_WHAT YOU NEED TO DO_. The lines to copy are those in the listing that hold the word "EXFELD".

=-=-=

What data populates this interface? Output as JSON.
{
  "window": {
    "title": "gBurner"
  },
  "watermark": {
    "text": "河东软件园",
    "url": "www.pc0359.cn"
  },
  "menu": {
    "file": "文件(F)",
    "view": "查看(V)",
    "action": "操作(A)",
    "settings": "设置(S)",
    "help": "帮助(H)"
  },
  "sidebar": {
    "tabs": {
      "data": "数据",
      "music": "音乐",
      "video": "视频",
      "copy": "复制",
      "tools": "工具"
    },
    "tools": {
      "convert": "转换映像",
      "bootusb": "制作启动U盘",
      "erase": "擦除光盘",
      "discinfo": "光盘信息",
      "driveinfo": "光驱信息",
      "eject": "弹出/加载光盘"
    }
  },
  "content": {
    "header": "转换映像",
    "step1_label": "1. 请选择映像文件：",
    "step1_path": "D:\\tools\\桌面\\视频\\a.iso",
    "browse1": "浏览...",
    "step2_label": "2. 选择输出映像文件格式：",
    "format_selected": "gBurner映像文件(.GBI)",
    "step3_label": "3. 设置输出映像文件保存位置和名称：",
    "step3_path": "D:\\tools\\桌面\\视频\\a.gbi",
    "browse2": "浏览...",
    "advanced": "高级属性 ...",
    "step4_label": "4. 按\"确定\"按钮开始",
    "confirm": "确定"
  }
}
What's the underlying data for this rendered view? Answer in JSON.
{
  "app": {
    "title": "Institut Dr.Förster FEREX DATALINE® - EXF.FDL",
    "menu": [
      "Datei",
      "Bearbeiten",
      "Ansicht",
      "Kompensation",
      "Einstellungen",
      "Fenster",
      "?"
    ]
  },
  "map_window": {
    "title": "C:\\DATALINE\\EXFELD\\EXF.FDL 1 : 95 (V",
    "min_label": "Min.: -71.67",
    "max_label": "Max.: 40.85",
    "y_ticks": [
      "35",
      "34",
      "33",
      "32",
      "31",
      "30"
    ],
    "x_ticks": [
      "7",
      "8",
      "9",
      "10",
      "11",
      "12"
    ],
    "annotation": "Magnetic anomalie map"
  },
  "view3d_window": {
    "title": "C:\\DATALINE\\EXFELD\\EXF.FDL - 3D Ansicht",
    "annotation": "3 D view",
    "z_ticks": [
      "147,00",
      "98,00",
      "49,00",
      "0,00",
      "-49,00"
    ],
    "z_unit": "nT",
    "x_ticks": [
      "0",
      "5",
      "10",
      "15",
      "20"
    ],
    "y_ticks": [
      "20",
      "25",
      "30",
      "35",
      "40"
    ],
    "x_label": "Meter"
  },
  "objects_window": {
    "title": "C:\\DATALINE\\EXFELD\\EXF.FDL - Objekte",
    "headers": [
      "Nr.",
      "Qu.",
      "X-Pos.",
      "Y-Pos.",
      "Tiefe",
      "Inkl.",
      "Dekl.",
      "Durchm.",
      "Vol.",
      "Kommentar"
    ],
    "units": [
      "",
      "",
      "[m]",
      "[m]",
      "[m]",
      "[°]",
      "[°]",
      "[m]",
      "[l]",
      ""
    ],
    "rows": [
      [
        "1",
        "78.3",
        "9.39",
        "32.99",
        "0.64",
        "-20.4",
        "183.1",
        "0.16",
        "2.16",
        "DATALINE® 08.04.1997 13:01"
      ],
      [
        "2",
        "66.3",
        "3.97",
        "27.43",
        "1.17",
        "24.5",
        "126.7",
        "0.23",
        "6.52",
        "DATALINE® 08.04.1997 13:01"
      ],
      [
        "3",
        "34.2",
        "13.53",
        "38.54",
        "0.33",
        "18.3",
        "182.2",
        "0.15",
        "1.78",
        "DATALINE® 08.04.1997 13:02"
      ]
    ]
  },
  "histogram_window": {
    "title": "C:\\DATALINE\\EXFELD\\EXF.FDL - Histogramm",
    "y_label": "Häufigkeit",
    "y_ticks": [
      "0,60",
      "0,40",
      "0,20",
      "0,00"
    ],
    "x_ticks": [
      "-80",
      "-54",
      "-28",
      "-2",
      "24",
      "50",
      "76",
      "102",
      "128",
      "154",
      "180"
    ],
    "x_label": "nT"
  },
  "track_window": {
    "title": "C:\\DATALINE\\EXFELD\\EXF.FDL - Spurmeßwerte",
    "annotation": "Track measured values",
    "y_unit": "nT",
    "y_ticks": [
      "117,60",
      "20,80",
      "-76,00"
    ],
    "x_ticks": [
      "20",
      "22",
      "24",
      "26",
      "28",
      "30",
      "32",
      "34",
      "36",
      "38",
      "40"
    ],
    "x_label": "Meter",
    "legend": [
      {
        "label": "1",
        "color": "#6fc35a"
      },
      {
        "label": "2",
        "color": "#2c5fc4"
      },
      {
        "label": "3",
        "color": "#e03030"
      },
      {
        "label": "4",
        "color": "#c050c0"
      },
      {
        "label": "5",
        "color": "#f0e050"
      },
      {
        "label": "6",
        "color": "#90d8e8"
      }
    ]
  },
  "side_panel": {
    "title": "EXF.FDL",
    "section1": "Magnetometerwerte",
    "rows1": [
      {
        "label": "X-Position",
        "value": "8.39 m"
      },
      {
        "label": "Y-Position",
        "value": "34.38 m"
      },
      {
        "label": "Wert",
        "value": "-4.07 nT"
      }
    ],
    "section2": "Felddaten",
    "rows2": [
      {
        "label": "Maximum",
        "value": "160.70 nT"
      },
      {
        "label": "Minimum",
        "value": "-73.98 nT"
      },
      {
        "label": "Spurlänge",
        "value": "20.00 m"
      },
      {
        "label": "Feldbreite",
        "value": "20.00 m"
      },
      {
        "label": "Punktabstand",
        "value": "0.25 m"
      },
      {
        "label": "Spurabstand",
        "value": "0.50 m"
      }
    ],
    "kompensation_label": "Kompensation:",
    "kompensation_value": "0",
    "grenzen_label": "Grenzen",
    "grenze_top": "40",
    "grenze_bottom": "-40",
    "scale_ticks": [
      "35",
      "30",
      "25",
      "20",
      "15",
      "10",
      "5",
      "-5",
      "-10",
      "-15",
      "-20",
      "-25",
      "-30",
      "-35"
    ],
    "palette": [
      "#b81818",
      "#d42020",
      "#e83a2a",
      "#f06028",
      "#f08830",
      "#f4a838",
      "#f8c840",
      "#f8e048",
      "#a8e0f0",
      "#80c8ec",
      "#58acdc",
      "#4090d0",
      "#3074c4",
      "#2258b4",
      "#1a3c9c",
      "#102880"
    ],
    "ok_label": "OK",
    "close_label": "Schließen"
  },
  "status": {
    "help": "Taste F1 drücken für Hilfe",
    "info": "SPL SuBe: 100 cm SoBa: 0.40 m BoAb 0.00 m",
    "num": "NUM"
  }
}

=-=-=

_RESULT OF THE EXERCISE_.
    "title": "C:\\DATALINE\\EXFELD\\EXF.FDL 1 : 95 (V",
    "title": "C:\\DATALINE\\EXFELD\\EXF.FDL - 3D Ansicht",
    "title": "C:\\DATALINE\\EXFELD\\EXF.FDL - Objekte",
    "title": "C:\\DATALINE\\EXFELD\\EXF.FDL - Histogramm",
    "title": "C:\\DATALINE\\EXFELD\\EXF.FDL - Spurmeßwerte",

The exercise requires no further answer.